(WORK INSTRUCTION) Show every line of the data where the word "badge" can be found.

───

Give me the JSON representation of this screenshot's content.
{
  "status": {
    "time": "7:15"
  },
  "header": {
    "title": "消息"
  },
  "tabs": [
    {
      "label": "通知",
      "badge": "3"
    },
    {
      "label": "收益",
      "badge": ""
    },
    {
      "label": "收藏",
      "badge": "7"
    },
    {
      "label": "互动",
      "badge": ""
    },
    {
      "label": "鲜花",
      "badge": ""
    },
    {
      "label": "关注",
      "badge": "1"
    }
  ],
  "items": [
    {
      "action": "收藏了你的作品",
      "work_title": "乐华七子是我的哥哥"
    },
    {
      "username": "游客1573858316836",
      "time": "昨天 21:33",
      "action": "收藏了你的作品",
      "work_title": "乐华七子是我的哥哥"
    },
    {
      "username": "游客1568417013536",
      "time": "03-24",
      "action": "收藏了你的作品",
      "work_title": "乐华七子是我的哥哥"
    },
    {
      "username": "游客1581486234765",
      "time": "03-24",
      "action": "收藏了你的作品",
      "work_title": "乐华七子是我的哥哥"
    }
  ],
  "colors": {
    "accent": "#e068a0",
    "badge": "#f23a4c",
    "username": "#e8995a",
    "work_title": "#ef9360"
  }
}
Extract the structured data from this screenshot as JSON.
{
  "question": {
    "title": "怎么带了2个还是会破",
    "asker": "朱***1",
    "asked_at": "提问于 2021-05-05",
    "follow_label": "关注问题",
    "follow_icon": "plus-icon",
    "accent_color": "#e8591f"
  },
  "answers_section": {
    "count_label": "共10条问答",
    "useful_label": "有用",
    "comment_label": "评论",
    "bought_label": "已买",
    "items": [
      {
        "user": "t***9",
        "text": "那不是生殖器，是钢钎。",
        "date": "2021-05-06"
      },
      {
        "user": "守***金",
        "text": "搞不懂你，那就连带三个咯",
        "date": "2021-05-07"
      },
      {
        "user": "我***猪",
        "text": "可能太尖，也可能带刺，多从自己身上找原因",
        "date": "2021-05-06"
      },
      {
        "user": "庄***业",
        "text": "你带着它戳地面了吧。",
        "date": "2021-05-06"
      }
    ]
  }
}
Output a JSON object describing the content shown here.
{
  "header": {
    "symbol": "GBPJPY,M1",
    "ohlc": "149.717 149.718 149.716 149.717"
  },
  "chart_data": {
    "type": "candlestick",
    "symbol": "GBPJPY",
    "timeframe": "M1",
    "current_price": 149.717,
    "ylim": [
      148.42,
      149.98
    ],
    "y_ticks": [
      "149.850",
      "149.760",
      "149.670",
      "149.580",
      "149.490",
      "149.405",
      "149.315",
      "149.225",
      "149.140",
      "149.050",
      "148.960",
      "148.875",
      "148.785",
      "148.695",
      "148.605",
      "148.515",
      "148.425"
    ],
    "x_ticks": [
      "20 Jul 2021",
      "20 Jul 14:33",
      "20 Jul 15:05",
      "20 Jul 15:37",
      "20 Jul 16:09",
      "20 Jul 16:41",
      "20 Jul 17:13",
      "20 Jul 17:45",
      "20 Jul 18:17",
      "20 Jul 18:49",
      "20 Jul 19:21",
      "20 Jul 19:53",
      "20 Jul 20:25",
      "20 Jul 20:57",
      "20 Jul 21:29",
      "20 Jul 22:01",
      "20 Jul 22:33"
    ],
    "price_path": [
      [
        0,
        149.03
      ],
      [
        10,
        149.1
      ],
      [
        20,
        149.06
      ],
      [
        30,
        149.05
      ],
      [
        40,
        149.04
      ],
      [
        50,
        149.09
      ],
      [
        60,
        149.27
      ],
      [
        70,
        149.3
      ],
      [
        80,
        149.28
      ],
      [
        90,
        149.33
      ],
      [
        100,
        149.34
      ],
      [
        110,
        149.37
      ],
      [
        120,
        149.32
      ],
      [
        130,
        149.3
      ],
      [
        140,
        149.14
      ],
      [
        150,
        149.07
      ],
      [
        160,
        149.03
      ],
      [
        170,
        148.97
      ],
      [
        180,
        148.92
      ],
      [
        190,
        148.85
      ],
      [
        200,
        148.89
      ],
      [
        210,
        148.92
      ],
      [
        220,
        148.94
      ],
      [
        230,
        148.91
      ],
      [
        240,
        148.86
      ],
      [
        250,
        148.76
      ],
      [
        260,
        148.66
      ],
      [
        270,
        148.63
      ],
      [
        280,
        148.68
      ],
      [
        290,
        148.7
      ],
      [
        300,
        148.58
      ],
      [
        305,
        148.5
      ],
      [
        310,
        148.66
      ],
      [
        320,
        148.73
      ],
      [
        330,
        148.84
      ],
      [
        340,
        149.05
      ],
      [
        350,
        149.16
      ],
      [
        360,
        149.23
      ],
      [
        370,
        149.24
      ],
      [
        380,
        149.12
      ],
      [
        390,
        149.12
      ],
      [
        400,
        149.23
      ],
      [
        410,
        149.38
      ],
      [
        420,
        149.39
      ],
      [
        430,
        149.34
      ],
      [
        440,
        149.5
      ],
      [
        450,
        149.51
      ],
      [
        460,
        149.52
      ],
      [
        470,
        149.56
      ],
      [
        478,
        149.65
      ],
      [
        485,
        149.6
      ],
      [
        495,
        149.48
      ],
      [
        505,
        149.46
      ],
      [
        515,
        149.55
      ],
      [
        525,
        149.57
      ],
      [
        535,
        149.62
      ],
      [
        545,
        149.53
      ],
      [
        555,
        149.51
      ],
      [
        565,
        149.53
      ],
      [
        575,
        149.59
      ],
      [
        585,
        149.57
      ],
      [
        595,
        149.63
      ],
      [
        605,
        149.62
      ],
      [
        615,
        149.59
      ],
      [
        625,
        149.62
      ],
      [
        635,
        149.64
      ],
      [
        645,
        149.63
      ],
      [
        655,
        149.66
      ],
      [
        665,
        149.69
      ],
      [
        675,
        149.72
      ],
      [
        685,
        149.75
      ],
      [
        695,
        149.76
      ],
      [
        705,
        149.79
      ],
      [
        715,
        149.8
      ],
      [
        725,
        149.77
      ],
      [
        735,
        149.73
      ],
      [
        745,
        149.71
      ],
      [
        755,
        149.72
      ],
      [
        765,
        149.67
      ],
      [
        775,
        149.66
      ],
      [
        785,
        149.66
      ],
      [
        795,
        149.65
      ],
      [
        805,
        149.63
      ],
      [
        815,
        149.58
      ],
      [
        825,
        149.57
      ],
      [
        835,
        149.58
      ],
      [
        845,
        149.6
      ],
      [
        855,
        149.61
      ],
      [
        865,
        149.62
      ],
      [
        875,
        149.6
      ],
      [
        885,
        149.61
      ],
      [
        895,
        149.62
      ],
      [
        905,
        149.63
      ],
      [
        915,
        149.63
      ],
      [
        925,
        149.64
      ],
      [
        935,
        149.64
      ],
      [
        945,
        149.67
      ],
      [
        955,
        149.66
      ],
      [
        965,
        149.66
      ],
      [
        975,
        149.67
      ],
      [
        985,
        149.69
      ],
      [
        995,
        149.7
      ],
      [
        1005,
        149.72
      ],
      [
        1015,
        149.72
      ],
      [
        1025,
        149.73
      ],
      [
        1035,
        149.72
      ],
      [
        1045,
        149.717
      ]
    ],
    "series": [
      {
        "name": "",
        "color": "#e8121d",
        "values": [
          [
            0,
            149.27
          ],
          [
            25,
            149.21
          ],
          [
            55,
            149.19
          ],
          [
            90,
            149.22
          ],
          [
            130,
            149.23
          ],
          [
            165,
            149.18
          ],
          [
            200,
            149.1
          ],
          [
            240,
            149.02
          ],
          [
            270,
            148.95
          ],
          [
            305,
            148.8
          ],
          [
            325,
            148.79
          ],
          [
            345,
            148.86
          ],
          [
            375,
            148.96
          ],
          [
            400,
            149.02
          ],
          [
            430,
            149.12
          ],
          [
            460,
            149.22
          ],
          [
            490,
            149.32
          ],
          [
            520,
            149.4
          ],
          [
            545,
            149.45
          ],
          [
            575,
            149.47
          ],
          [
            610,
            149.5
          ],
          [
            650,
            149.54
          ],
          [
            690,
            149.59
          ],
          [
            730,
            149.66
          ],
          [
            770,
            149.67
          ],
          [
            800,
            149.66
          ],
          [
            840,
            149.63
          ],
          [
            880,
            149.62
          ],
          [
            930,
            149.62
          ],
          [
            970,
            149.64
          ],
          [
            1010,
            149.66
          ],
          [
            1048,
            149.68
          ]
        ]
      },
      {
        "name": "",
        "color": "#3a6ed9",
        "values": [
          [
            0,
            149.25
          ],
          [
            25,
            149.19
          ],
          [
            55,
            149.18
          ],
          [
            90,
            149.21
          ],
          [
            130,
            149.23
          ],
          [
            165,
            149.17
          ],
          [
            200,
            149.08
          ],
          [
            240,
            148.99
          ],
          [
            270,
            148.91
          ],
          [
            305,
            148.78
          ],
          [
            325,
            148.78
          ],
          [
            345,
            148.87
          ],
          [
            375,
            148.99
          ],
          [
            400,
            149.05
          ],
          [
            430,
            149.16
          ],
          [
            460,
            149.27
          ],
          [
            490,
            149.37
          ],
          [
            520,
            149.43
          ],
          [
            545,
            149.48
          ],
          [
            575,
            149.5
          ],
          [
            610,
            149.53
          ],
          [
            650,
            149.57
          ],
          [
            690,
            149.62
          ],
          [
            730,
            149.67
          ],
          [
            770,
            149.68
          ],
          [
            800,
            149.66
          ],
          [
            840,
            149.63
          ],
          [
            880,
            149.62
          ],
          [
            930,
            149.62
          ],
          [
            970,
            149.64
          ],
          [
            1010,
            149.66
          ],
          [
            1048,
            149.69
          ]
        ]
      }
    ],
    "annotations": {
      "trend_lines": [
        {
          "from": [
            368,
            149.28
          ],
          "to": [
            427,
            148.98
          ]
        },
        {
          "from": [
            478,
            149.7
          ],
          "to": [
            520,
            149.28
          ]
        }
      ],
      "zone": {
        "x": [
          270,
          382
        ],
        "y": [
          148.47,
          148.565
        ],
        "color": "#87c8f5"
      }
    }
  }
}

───

(RESPONSE BOX)
      "badge": "3"
      "badge": ""
      "badge": "7"
      "badge": ""
      "badge": ""
      "badge": "1"
    "badge": "#f23a4c",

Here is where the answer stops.